The December 2016, Non Flyer group was a great success even though a blizzard meant we had to postpone our flight until January. Five people attended, all smart, brave and accomplished, but all really frustrated that they couldn’t stop themselves from feeling afraid when it came to flying. A few coped by avoiding airplanes, missing out on career opportunities and struggling to feel good about driving-only family vacations. The few that still flew talked about how shameful it felt to be “out of control” in front of their kids and coworkers and how the alcohol and drugs they used to “take the edge off” worked inconsistently and left them feeling weak (and hungover) once they arrived at their destinations. They all found great comfort knowing that the other members of the group understood exactly what they had been going through.
We spent a day and half in the classroom, learning how scary thoughts and preconceived ideas narrowed their focus so all they saw were things that seemed to prove there was trouble. The group really enjoyed their chat with Captain P., an Air Canada pilot who’d been flying for almost 50 years and who helped the group to realize that the noises, sensations and procedures they thought were clear signs of danger were actually regular, everyday occurrences, less dangerous than driving on the same highway many used to get to the group.

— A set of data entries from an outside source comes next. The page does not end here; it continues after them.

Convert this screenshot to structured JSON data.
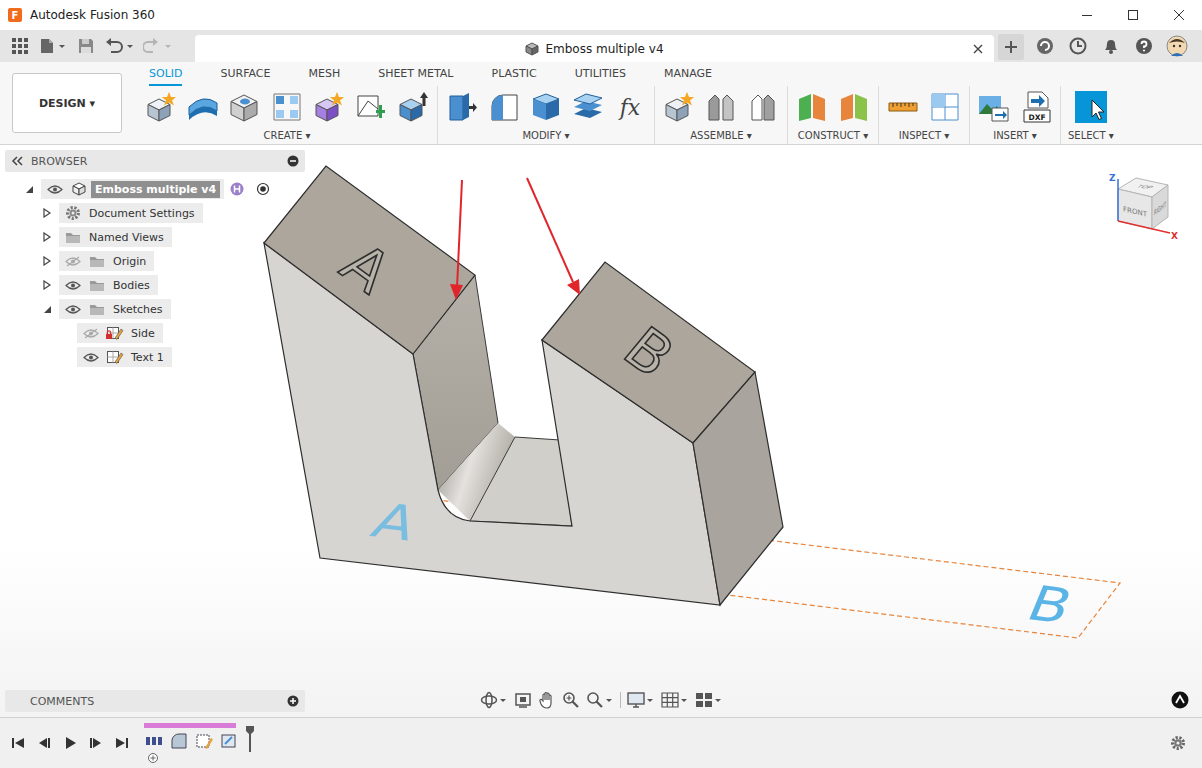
{
  "window": {
    "title": "Autodesk Fusion 360",
    "logo": "F"
  },
  "document_tab": {
    "title": "Emboss multiple v4"
  },
  "workspace": {
    "label": "DESIGN ▾"
  },
  "toolbar_tabs": [
    {
      "label": "SOLID",
      "selected": true
    },
    {
      "label": "SURFACE",
      "selected": false
    },
    {
      "label": "MESH",
      "selected": false
    },
    {
      "label": "SHEET METAL",
      "selected": false
    },
    {
      "label": "PLASTIC",
      "selected": false
    },
    {
      "label": "UTILITIES",
      "selected": false
    },
    {
      "label": "MANAGE",
      "selected": false
    }
  ],
  "tool_groups": [
    {
      "label": "CREATE ▾"
    },
    {
      "label": "MODIFY ▾",
      "icon_text": "fx"
    },
    {
      "label": "ASSEMBLE ▾"
    },
    {
      "label": "CONSTRUCT ▾"
    },
    {
      "label": "INSPECT ▾"
    },
    {
      "label": "INSERT ▾",
      "icon_text": "DXF"
    },
    {
      "label": "SELECT ▾"
    }
  ],
  "browser": {
    "title": "BROWSER",
    "items": [
      {
        "label": "Emboss multiple v4",
        "depth": 0,
        "kind": "component",
        "expandable": true,
        "expanded": true,
        "visible": true,
        "active": true,
        "selected": true
      },
      {
        "label": "Document Settings",
        "depth": 1,
        "kind": "settings",
        "expandable": true,
        "expanded": false,
        "selected": false
      },
      {
        "label": "Named Views",
        "depth": 1,
        "kind": "folder",
        "expandable": true,
        "expanded": false,
        "selected": false
      },
      {
        "label": "Origin",
        "depth": 1,
        "kind": "folder",
        "expandable": true,
        "expanded": false,
        "visible": false,
        "selected": false
      },
      {
        "label": "Bodies",
        "depth": 1,
        "kind": "folder",
        "expandable": true,
        "expanded": false,
        "visible": true,
        "selected": false
      },
      {
        "label": "Sketches",
        "depth": 1,
        "kind": "folder",
        "expandable": true,
        "expanded": true,
        "visible": true,
        "selected": false
      },
      {
        "label": "Side",
        "depth": 2,
        "kind": "sketch",
        "expandable": false,
        "expanded": false,
        "visible": false,
        "locked": true,
        "selected": false
      },
      {
        "label": "Text 1",
        "depth": 2,
        "kind": "sketch",
        "expandable": false,
        "expanded": false,
        "visible": true,
        "locked": false,
        "selected": false
      }
    ]
  },
  "comments": {
    "title": "COMMENTS"
  },
  "viewcube": {
    "top": "TOP",
    "front": "FRONT",
    "right": "RIGHT",
    "axes": [
      {
        "label": "Z",
        "color": "#3b6fd6"
      },
      {
        "label": "X",
        "color": "#e03030"
      }
    ]
  },
  "model": {
    "embossed_text": [
      "A",
      "B"
    ],
    "sketch_text": [
      "A",
      "B"
    ]
  }
}
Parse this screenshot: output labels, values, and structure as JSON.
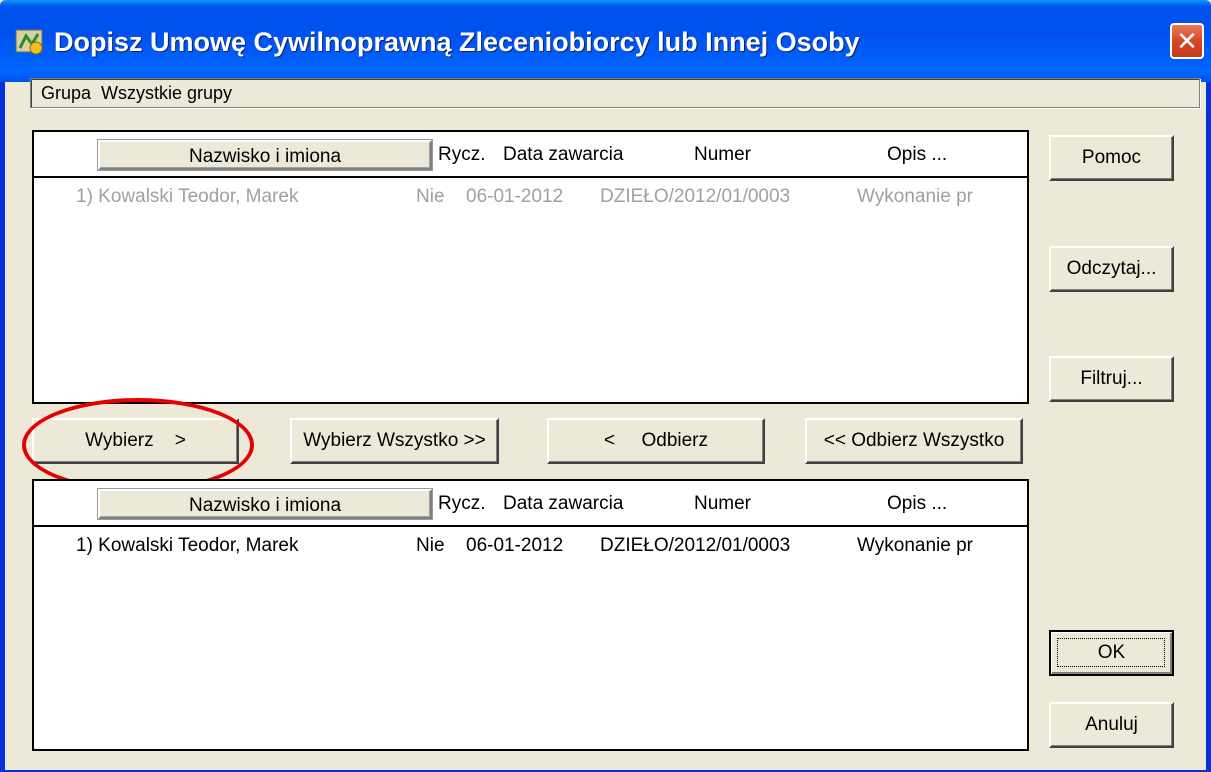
{
  "window": {
    "title": "Dopisz Umowę Cywilnoprawną Zleceniobiorcy lub Innej Osoby",
    "close_label": "✕"
  },
  "group": {
    "label": "Grupa",
    "value": "Wszystkie grupy"
  },
  "columns": {
    "name": "Nazwisko i imiona",
    "rycz": "Rycz.",
    "data": "Data zawarcia",
    "numer": "Numer",
    "opis": "Opis ..."
  },
  "available_list": {
    "rows": [
      {
        "name": "1) Kowalski Teodor, Marek",
        "rycz": "Nie",
        "data": "06-01-2012",
        "numer": "DZIEŁO/2012/01/0003",
        "opis": "Wykonanie pr"
      }
    ]
  },
  "selected_list": {
    "rows": [
      {
        "name": "1) Kowalski Teodor, Marek",
        "rycz": "Nie",
        "data": "06-01-2012",
        "numer": "DZIEŁO/2012/01/0003",
        "opis": "Wykonanie pr"
      }
    ]
  },
  "buttons": {
    "pomoc": "Pomoc",
    "odczytaj": "Odczytaj...",
    "filtruj": "Filtruj...",
    "ok": "OK",
    "anuluj": "Anuluj",
    "wybierz": "Wybierz    >",
    "wybierz_wszystko": "Wybierz Wszystko >>",
    "odbierz": "<     Odbierz",
    "odbierz_wszystko": "<< Odbierz Wszystko"
  },
  "colors": {
    "titlebar": "#0054e3",
    "window_bg": "#ece9d8",
    "annotation": "#e60000",
    "disabled_text": "#a0a0a0"
  }
}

We learned to cope by focusing on those things we can control, like how we deal with fears and bodily arousal, and started to appreciate that the intense frustration each person felt came directly from the fruitless struggle of trying to control the uncontrollable, like weather, other people’s actions and the operation of the aircraft. It was difficult for some to wrap their heads around the idea of putting down strategies they had used for many years, even though they were ineffective – at least they felt like they were doing something, which was better than just sitting there, scared. People were excited and ready to take the next step and fly, but that’s when the blizzard started, closing the airport and forcing us to postpone our flight.
We met a few weeks later and people talked about using the coping tools they had learned in their daily lives. One member talked emotionally about how the group had really changed his mindset, and how he realized that acknowledging his fears was actually a strength and not the weakness he had always believed it to be. Another member told of flying to the Caribbean with her family for the winter break just the week before. She was a frequent business traveller and acknowledged how she used to gauge the awful-ness of each flight by the number of mini-bottles of alcohol she needed to drink to numb herself. She still drank on that flight, but only one mini-bottle because she decided she was ready to show herself that she could fly better and was tired of starting every flight with the preconceived idea that they could only ever be “awful.”

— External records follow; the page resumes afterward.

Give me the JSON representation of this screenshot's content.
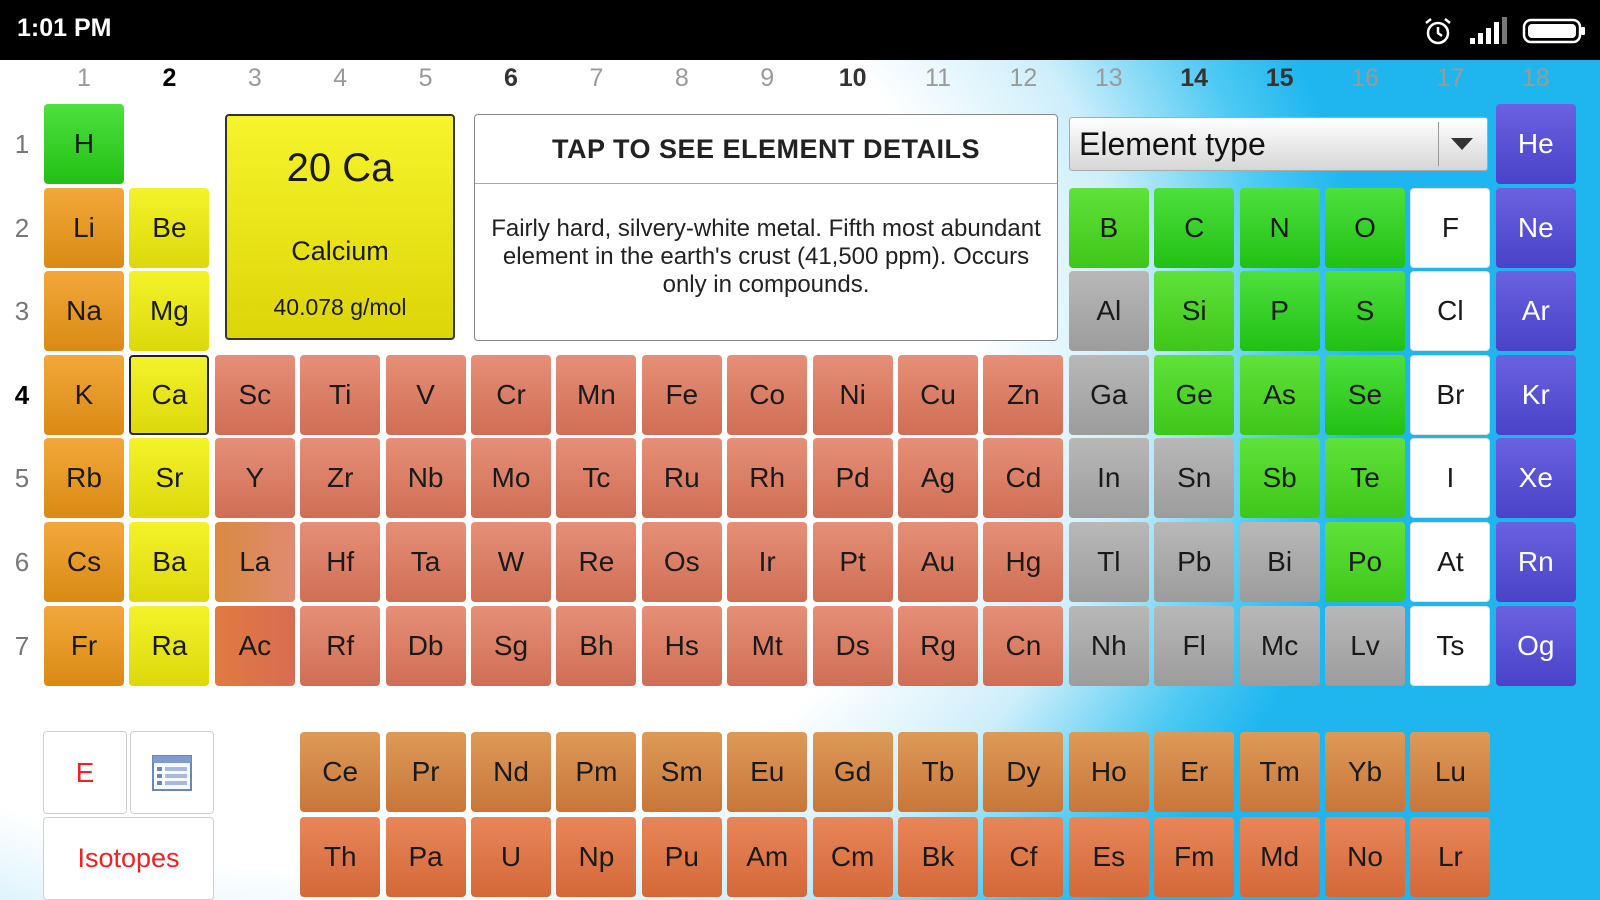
{
  "status": {
    "time": "1:01 PM"
  },
  "group_numbers": [
    "1",
    "2",
    "3",
    "4",
    "5",
    "6",
    "7",
    "8",
    "9",
    "10",
    "11",
    "12",
    "13",
    "14",
    "15",
    "16",
    "17",
    "18"
  ],
  "period_numbers": [
    "1",
    "2",
    "3",
    "4",
    "5",
    "6",
    "7"
  ],
  "selected_element": {
    "number_symbol": "20 Ca",
    "name": "Calcium",
    "mass": "40.078 g/mol"
  },
  "details": {
    "header": "TAP TO SEE ELEMENT DETAILS",
    "description": "Fairly hard, silvery-white metal. Fifth most abundant element in the earth's crust (41,500 ppm). Occurs only in compounds."
  },
  "filter": {
    "label": "Element type"
  },
  "buttons": {
    "e_label": "E",
    "isotopes_label": "Isotopes"
  },
  "elements": [
    {
      "s": "H",
      "g": 1,
      "p": 1,
      "c": "nonmetal"
    },
    {
      "s": "He",
      "g": 18,
      "p": 1,
      "c": "noble"
    },
    {
      "s": "Li",
      "g": 1,
      "p": 2,
      "c": "alkali"
    },
    {
      "s": "Be",
      "g": 2,
      "p": 2,
      "c": "alkaline"
    },
    {
      "s": "B",
      "g": 13,
      "p": 2,
      "c": "metalloid"
    },
    {
      "s": "C",
      "g": 14,
      "p": 2,
      "c": "nonmetal"
    },
    {
      "s": "N",
      "g": 15,
      "p": 2,
      "c": "nonmetal"
    },
    {
      "s": "O",
      "g": 16,
      "p": 2,
      "c": "nonmetal"
    },
    {
      "s": "F",
      "g": 17,
      "p": 2,
      "c": "halogen"
    },
    {
      "s": "Ne",
      "g": 18,
      "p": 2,
      "c": "noble"
    },
    {
      "s": "Na",
      "g": 1,
      "p": 3,
      "c": "alkali"
    },
    {
      "s": "Mg",
      "g": 2,
      "p": 3,
      "c": "alkaline"
    },
    {
      "s": "Al",
      "g": 13,
      "p": 3,
      "c": "metal"
    },
    {
      "s": "Si",
      "g": 14,
      "p": 3,
      "c": "metalloid"
    },
    {
      "s": "P",
      "g": 15,
      "p": 3,
      "c": "nonmetal"
    },
    {
      "s": "S",
      "g": 16,
      "p": 3,
      "c": "nonmetal"
    },
    {
      "s": "Cl",
      "g": 17,
      "p": 3,
      "c": "halogen"
    },
    {
      "s": "Ar",
      "g": 18,
      "p": 3,
      "c": "noble"
    },
    {
      "s": "K",
      "g": 1,
      "p": 4,
      "c": "alkali"
    },
    {
      "s": "Ca",
      "g": 2,
      "p": 4,
      "c": "alkaline",
      "sel": true
    },
    {
      "s": "Sc",
      "g": 3,
      "p": 4,
      "c": "transition"
    },
    {
      "s": "Ti",
      "g": 4,
      "p": 4,
      "c": "transition"
    },
    {
      "s": "V",
      "g": 5,
      "p": 4,
      "c": "transition"
    },
    {
      "s": "Cr",
      "g": 6,
      "p": 4,
      "c": "transition"
    },
    {
      "s": "Mn",
      "g": 7,
      "p": 4,
      "c": "transition"
    },
    {
      "s": "Fe",
      "g": 8,
      "p": 4,
      "c": "transition"
    },
    {
      "s": "Co",
      "g": 9,
      "p": 4,
      "c": "transition"
    },
    {
      "s": "Ni",
      "g": 10,
      "p": 4,
      "c": "transition"
    },
    {
      "s": "Cu",
      "g": 11,
      "p": 4,
      "c": "transition"
    },
    {
      "s": "Zn",
      "g": 12,
      "p": 4,
      "c": "transition"
    },
    {
      "s": "Ga",
      "g": 13,
      "p": 4,
      "c": "metal"
    },
    {
      "s": "Ge",
      "g": 14,
      "p": 4,
      "c": "metalloid"
    },
    {
      "s": "As",
      "g": 15,
      "p": 4,
      "c": "metalloid"
    },
    {
      "s": "Se",
      "g": 16,
      "p": 4,
      "c": "nonmetal"
    },
    {
      "s": "Br",
      "g": 17,
      "p": 4,
      "c": "halogen"
    },
    {
      "s": "Kr",
      "g": 18,
      "p": 4,
      "c": "noble"
    },
    {
      "s": "Rb",
      "g": 1,
      "p": 5,
      "c": "alkali"
    },
    {
      "s": "Sr",
      "g": 2,
      "p": 5,
      "c": "alkaline"
    },
    {
      "s": "Y",
      "g": 3,
      "p": 5,
      "c": "transition"
    },
    {
      "s": "Zr",
      "g": 4,
      "p": 5,
      "c": "transition"
    },
    {
      "s": "Nb",
      "g": 5,
      "p": 5,
      "c": "transition"
    },
    {
      "s": "Mo",
      "g": 6,
      "p": 5,
      "c": "transition"
    },
    {
      "s": "Tc",
      "g": 7,
      "p": 5,
      "c": "transition"
    },
    {
      "s": "Ru",
      "g": 8,
      "p": 5,
      "c": "transition"
    },
    {
      "s": "Rh",
      "g": 9,
      "p": 5,
      "c": "transition"
    },
    {
      "s": "Pd",
      "g": 10,
      "p": 5,
      "c": "transition"
    },
    {
      "s": "Ag",
      "g": 11,
      "p": 5,
      "c": "transition"
    },
    {
      "s": "Cd",
      "g": 12,
      "p": 5,
      "c": "transition"
    },
    {
      "s": "In",
      "g": 13,
      "p": 5,
      "c": "metal"
    },
    {
      "s": "Sn",
      "g": 14,
      "p": 5,
      "c": "metal"
    },
    {
      "s": "Sb",
      "g": 15,
      "p": 5,
      "c": "metalloid"
    },
    {
      "s": "Te",
      "g": 16,
      "p": 5,
      "c": "metalloid"
    },
    {
      "s": "I",
      "g": 17,
      "p": 5,
      "c": "halogen"
    },
    {
      "s": "Xe",
      "g": 18,
      "p": 5,
      "c": "noble"
    },
    {
      "s": "Cs",
      "g": 1,
      "p": 6,
      "c": "alkali"
    },
    {
      "s": "Ba",
      "g": 2,
      "p": 6,
      "c": "alkaline"
    },
    {
      "s": "La",
      "g": 3,
      "p": 6,
      "c": "la"
    },
    {
      "s": "Hf",
      "g": 4,
      "p": 6,
      "c": "transition"
    },
    {
      "s": "Ta",
      "g": 5,
      "p": 6,
      "c": "transition"
    },
    {
      "s": "W",
      "g": 6,
      "p": 6,
      "c": "transition"
    },
    {
      "s": "Re",
      "g": 7,
      "p": 6,
      "c": "transition"
    },
    {
      "s": "Os",
      "g": 8,
      "p": 6,
      "c": "transition"
    },
    {
      "s": "Ir",
      "g": 9,
      "p": 6,
      "c": "transition"
    },
    {
      "s": "Pt",
      "g": 10,
      "p": 6,
      "c": "transition"
    },
    {
      "s": "Au",
      "g": 11,
      "p": 6,
      "c": "transition"
    },
    {
      "s": "Hg",
      "g": 12,
      "p": 6,
      "c": "transition"
    },
    {
      "s": "Tl",
      "g": 13,
      "p": 6,
      "c": "metal"
    },
    {
      "s": "Pb",
      "g": 14,
      "p": 6,
      "c": "metal"
    },
    {
      "s": "Bi",
      "g": 15,
      "p": 6,
      "c": "metal"
    },
    {
      "s": "Po",
      "g": 16,
      "p": 6,
      "c": "metalloid"
    },
    {
      "s": "At",
      "g": 17,
      "p": 6,
      "c": "halogen"
    },
    {
      "s": "Rn",
      "g": 18,
      "p": 6,
      "c": "noble"
    },
    {
      "s": "Fr",
      "g": 1,
      "p": 7,
      "c": "alkali"
    },
    {
      "s": "Ra",
      "g": 2,
      "p": 7,
      "c": "alkaline"
    },
    {
      "s": "Ac",
      "g": 3,
      "p": 7,
      "c": "ac"
    },
    {
      "s": "Rf",
      "g": 4,
      "p": 7,
      "c": "transition"
    },
    {
      "s": "Db",
      "g": 5,
      "p": 7,
      "c": "transition"
    },
    {
      "s": "Sg",
      "g": 6,
      "p": 7,
      "c": "transition"
    },
    {
      "s": "Bh",
      "g": 7,
      "p": 7,
      "c": "transition"
    },
    {
      "s": "Hs",
      "g": 8,
      "p": 7,
      "c": "transition"
    },
    {
      "s": "Mt",
      "g": 9,
      "p": 7,
      "c": "transition"
    },
    {
      "s": "Ds",
      "g": 10,
      "p": 7,
      "c": "transition"
    },
    {
      "s": "Rg",
      "g": 11,
      "p": 7,
      "c": "transition"
    },
    {
      "s": "Cn",
      "g": 12,
      "p": 7,
      "c": "transition"
    },
    {
      "s": "Nh",
      "g": 13,
      "p": 7,
      "c": "metal"
    },
    {
      "s": "Fl",
      "g": 14,
      "p": 7,
      "c": "metal"
    },
    {
      "s": "Mc",
      "g": 15,
      "p": 7,
      "c": "metal"
    },
    {
      "s": "Lv",
      "g": 16,
      "p": 7,
      "c": "metal"
    },
    {
      "s": "Ts",
      "g": 17,
      "p": 7,
      "c": "halogen"
    },
    {
      "s": "Og",
      "g": 18,
      "p": 7,
      "c": "noble"
    }
  ],
  "lanthanides": [
    "Ce",
    "Pr",
    "Nd",
    "Pm",
    "Sm",
    "Eu",
    "Gd",
    "Tb",
    "Dy",
    "Ho",
    "Er",
    "Tm",
    "Yb",
    "Lu"
  ],
  "actinides": [
    "Th",
    "Pa",
    "U",
    "Np",
    "Pu",
    "Am",
    "Cm",
    "Bk",
    "Cf",
    "Es",
    "Fm",
    "Md",
    "No",
    "Lr"
  ]
}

One very brave member of the group remained quite afraid of flying over the break and continued to hold tightly to the avoidance tool that he’d always relied on to help him feel safe. He continued telling himself “I just can’t fly” and almost turned around on the way to the airport. To his credit, he didn’t, and he boarded the plane with the rest of us and talked openly about the fears that still seemed too strong for him to overcome. Although he didn’t actually fly with us that day he did come farther than he’d ever come towards facing his fear.
Every person who signs up for one of our courses has their own, unique story and is on their own timeline for change. Success isn’t determined by the all-or-nothing metric of whether a person took a flight or not, it’s measured by whether each person did what they were ready and able to do at that time. The members of all of our groups can ALL be very proud of themselves for that. Getting over this fear takes time AND effort. Put in both, and you can get exactly where you want to be.
Let us know if you also want to stop fighting useless struggles against fear and grow into more of the person you truly are. Sign up for our two, April courses or come in for some individual training. You can do it.